**What to do**
Copy out each line of the data holding "TestService".

**Input records**
◆ ◆ ◆ ◆ ◆

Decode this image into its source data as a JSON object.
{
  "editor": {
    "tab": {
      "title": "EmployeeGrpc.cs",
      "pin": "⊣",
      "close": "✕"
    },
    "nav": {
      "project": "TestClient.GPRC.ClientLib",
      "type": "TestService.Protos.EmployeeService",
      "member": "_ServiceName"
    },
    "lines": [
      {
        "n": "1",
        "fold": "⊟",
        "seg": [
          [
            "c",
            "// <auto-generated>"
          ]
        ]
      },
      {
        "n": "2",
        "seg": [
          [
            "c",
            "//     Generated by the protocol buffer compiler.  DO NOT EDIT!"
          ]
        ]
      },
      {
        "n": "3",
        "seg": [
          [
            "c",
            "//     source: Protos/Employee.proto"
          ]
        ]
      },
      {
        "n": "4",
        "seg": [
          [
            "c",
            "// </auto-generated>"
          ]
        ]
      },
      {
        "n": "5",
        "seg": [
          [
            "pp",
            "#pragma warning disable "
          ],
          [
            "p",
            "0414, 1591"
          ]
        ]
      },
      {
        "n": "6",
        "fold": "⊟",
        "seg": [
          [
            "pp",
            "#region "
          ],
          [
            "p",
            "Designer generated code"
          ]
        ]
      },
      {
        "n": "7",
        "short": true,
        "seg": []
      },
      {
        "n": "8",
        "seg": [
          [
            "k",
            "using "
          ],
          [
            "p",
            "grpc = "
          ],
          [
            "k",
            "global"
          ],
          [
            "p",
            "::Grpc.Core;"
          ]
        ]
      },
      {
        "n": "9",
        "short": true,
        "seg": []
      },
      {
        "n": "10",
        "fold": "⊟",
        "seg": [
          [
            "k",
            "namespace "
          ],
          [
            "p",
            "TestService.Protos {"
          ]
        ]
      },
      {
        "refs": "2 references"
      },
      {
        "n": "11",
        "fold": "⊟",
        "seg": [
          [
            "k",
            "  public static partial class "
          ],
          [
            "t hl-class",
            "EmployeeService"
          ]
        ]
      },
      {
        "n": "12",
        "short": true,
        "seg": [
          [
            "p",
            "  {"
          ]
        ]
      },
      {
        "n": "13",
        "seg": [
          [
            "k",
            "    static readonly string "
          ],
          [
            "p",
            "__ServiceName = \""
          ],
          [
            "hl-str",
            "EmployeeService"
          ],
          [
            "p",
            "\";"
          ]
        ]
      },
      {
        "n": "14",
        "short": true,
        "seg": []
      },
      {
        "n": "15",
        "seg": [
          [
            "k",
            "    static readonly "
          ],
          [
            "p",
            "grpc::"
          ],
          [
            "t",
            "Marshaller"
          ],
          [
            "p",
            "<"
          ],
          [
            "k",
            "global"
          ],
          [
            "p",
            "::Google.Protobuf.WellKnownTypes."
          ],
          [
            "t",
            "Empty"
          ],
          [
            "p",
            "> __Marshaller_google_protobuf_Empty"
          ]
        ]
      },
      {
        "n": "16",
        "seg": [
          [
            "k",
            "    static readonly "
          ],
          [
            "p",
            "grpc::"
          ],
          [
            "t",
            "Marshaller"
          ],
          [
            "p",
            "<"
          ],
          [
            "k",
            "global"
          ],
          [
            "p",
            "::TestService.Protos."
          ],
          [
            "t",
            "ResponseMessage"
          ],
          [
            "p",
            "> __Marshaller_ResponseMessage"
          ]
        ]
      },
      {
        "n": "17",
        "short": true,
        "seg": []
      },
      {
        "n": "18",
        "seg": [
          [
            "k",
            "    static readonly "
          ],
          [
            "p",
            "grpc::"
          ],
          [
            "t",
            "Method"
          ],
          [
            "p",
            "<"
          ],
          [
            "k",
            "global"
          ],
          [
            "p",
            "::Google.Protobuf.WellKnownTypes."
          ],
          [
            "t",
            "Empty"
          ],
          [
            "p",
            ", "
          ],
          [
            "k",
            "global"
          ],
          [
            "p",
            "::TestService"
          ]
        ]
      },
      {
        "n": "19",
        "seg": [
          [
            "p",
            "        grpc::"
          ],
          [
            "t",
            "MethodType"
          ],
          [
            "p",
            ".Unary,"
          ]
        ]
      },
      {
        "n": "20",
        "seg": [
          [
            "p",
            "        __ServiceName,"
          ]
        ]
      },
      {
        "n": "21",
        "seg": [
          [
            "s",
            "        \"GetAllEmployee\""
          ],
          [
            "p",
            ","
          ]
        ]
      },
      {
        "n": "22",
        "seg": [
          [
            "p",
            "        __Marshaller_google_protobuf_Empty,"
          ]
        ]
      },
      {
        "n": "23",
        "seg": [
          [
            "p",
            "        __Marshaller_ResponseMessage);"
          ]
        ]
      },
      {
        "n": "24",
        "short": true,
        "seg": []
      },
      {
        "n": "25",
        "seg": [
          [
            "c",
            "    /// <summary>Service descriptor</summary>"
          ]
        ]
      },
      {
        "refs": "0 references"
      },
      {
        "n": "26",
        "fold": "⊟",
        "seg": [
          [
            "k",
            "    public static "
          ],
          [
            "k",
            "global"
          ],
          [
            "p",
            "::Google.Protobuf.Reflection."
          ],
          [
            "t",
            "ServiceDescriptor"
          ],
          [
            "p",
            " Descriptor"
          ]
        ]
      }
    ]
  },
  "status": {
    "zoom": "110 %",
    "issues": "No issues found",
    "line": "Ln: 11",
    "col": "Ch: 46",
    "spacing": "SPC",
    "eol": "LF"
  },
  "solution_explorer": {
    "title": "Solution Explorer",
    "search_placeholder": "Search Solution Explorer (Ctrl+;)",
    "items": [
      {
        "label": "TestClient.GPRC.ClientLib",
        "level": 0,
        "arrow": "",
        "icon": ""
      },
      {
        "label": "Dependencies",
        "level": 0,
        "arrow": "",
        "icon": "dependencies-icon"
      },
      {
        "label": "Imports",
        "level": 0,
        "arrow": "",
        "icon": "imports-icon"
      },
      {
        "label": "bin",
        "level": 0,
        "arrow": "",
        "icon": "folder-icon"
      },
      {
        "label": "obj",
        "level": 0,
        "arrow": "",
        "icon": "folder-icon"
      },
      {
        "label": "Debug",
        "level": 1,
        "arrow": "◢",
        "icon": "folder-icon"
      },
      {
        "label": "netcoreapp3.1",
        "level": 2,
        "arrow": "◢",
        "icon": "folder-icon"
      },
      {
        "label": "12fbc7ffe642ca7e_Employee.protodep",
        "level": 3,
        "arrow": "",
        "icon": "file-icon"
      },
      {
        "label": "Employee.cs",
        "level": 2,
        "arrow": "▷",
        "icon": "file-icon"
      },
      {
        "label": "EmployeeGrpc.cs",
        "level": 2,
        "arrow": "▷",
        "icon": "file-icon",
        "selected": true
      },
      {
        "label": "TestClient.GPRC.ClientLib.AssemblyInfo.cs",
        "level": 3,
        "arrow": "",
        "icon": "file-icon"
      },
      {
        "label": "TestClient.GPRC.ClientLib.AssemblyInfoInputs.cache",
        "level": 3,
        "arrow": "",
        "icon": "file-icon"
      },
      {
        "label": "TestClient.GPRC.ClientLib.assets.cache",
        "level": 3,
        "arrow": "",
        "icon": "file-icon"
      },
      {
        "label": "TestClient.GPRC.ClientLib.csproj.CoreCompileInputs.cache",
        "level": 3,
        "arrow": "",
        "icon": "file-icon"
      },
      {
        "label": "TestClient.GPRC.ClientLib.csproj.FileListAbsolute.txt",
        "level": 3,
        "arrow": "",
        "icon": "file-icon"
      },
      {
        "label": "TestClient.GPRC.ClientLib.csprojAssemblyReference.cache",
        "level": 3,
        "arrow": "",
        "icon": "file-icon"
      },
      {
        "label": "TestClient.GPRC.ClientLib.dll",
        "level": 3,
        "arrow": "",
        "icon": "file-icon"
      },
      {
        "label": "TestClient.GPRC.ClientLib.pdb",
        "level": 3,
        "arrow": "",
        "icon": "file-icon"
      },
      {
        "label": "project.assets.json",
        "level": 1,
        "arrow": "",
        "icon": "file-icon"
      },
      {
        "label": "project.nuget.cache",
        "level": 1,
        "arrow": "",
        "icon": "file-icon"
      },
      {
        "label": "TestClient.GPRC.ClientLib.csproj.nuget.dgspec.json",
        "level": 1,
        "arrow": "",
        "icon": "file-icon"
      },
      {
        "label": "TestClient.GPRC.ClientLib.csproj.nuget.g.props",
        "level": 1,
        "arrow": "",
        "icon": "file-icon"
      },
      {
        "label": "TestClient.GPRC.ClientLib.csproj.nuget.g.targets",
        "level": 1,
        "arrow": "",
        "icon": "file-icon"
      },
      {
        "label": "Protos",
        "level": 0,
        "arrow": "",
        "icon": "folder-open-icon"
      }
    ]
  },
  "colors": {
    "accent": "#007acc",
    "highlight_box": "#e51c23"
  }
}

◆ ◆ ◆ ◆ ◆

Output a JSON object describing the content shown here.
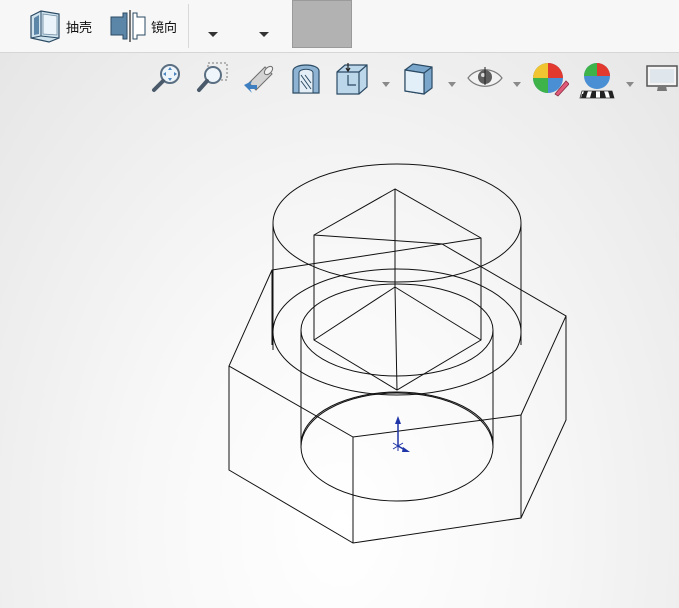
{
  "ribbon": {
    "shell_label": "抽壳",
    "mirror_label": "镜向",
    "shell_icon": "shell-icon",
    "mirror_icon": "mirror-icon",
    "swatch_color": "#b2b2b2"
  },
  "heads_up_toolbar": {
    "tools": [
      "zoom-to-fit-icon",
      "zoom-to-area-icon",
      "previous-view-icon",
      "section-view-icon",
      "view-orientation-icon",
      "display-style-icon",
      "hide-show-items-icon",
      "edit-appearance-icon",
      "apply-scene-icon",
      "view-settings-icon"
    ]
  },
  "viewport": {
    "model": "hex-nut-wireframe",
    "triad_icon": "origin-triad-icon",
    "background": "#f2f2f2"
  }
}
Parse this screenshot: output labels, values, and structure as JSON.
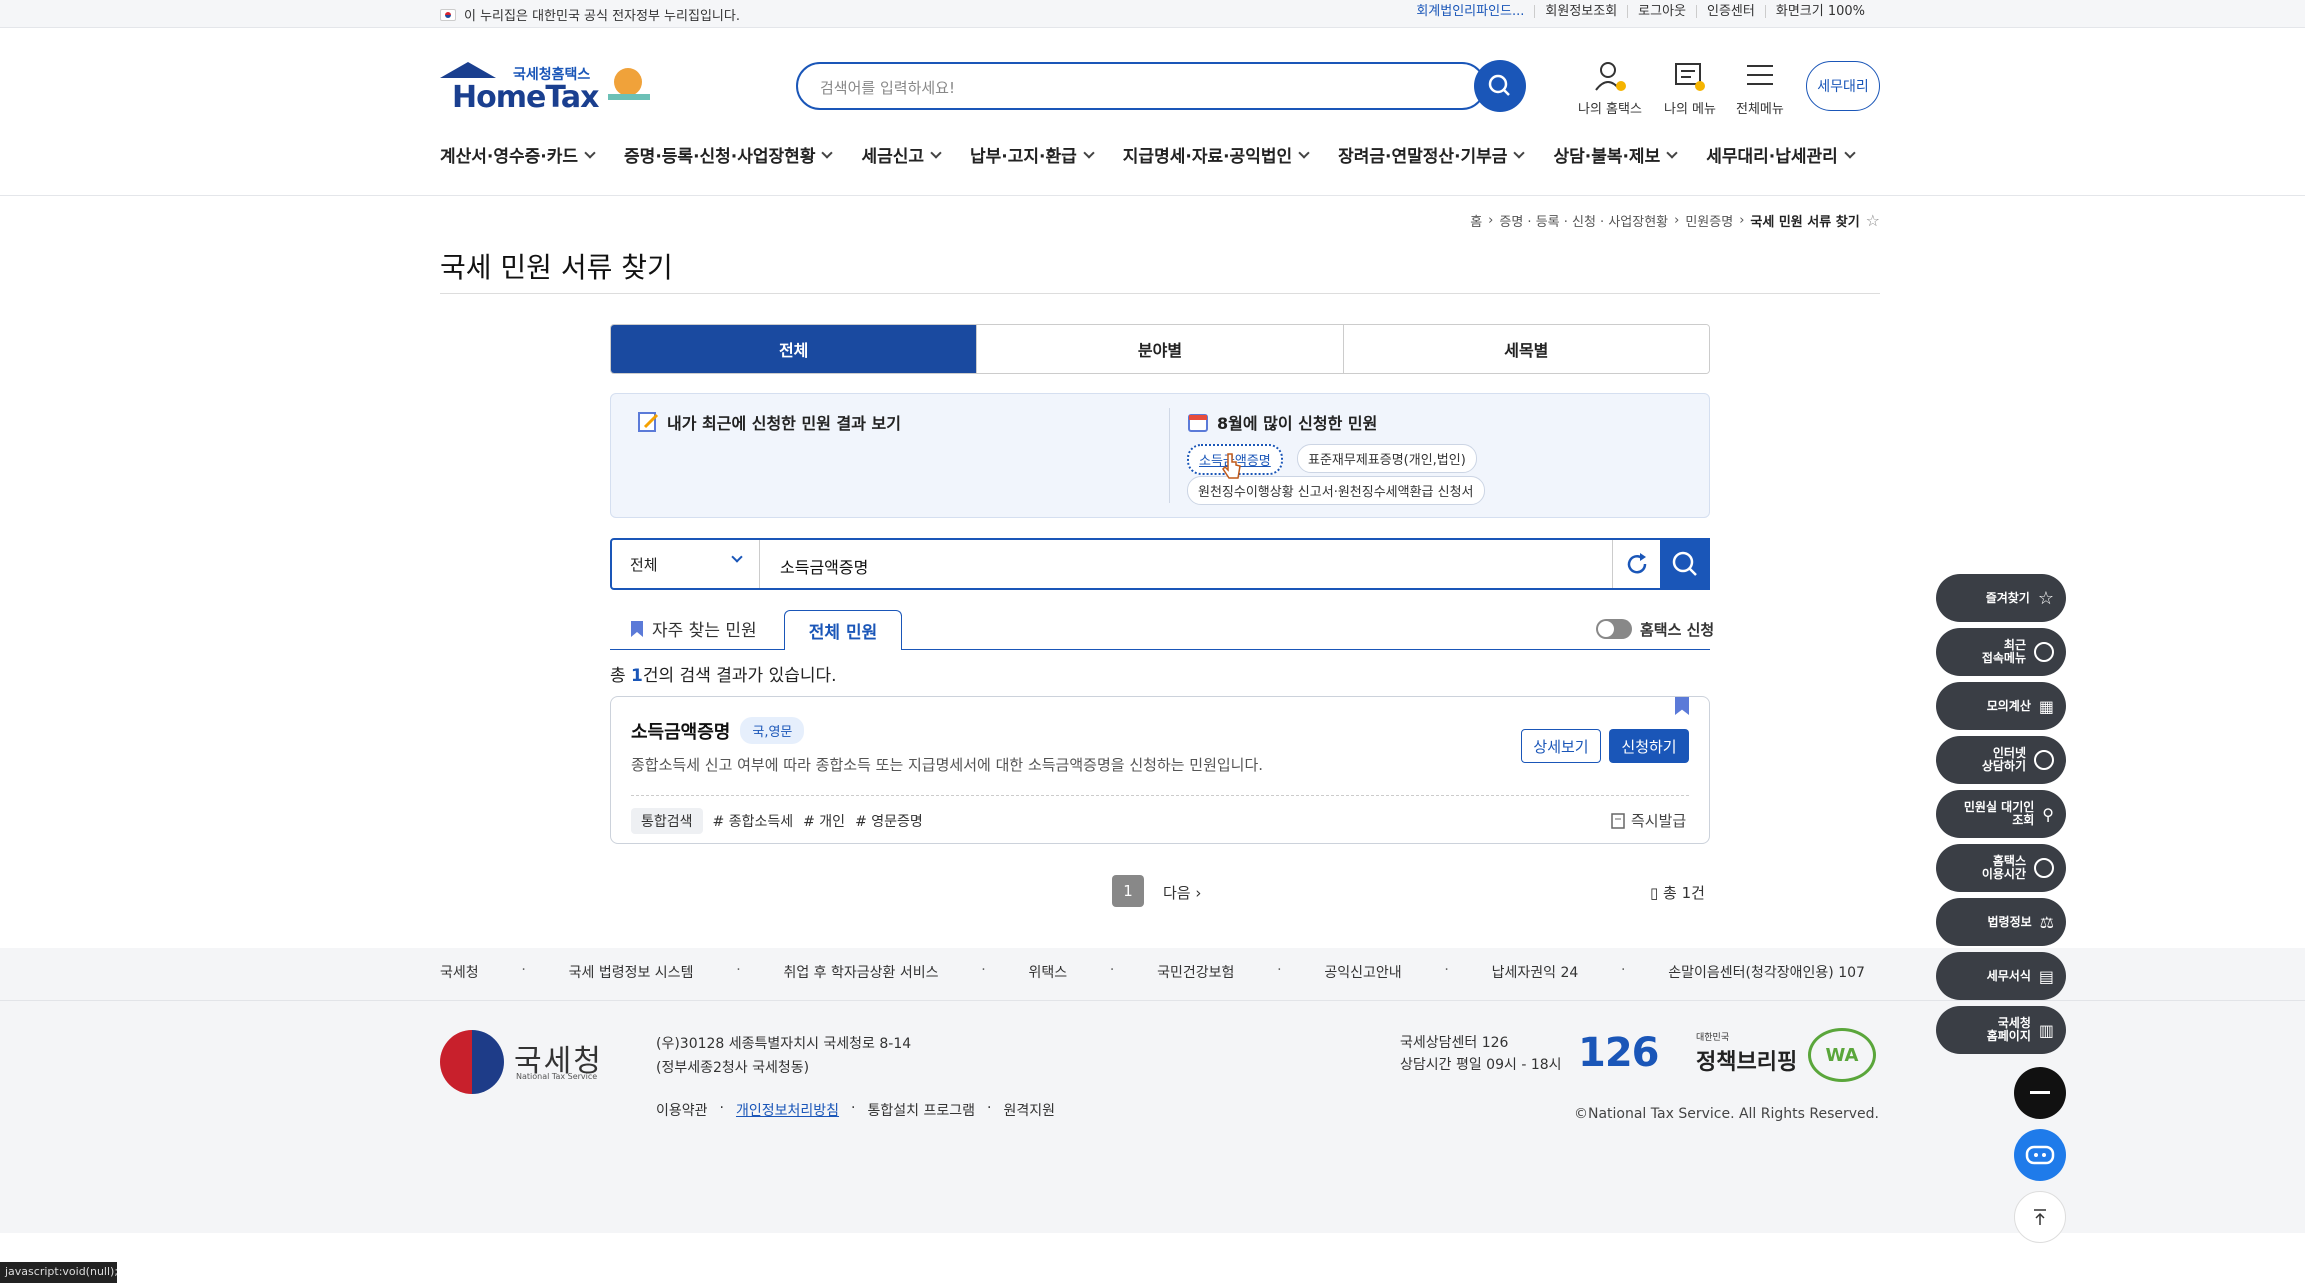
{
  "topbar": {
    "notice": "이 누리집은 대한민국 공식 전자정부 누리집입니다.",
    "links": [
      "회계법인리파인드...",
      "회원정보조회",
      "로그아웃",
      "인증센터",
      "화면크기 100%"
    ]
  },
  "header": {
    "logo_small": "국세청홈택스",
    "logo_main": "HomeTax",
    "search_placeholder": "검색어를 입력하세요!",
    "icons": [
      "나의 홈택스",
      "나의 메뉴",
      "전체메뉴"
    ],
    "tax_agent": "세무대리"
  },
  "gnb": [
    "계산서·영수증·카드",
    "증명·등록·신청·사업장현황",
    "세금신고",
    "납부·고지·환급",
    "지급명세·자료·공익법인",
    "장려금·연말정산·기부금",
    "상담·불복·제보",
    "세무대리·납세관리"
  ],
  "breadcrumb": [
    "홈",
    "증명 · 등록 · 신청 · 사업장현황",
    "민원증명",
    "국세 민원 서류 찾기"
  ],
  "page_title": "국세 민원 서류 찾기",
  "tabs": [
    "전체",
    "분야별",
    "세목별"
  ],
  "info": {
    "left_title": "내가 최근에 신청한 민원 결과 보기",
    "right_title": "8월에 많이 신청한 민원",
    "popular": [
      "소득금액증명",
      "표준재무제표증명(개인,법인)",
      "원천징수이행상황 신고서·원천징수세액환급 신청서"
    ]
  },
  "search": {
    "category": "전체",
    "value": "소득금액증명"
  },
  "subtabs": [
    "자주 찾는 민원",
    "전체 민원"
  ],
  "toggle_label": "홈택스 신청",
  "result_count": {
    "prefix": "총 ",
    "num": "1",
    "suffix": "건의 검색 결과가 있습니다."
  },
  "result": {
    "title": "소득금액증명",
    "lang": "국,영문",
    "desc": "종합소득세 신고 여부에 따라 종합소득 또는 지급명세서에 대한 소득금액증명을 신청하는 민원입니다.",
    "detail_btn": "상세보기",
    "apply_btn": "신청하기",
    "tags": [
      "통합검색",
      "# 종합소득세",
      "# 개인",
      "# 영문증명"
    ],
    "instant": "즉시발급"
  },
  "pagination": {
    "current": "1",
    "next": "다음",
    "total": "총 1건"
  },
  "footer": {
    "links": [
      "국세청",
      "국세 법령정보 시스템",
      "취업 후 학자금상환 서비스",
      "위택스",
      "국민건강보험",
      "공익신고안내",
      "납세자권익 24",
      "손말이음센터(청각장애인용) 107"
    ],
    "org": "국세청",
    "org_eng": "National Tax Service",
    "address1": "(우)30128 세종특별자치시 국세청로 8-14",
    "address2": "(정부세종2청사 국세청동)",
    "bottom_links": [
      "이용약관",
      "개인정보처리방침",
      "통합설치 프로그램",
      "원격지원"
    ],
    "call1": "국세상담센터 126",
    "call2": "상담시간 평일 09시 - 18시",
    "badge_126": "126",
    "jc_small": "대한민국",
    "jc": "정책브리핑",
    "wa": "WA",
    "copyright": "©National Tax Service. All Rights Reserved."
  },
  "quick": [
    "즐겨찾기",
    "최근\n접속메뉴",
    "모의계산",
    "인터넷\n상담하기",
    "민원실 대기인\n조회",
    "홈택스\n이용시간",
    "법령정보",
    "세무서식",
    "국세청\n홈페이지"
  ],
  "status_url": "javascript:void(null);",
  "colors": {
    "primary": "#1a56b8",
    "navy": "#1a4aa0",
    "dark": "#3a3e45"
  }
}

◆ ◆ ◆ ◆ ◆

**Exercise result**
      "type": "TestService.Protos.EmployeeService",
            "TestService.Protos {"
            "::TestService.Protos."
            "::TestService"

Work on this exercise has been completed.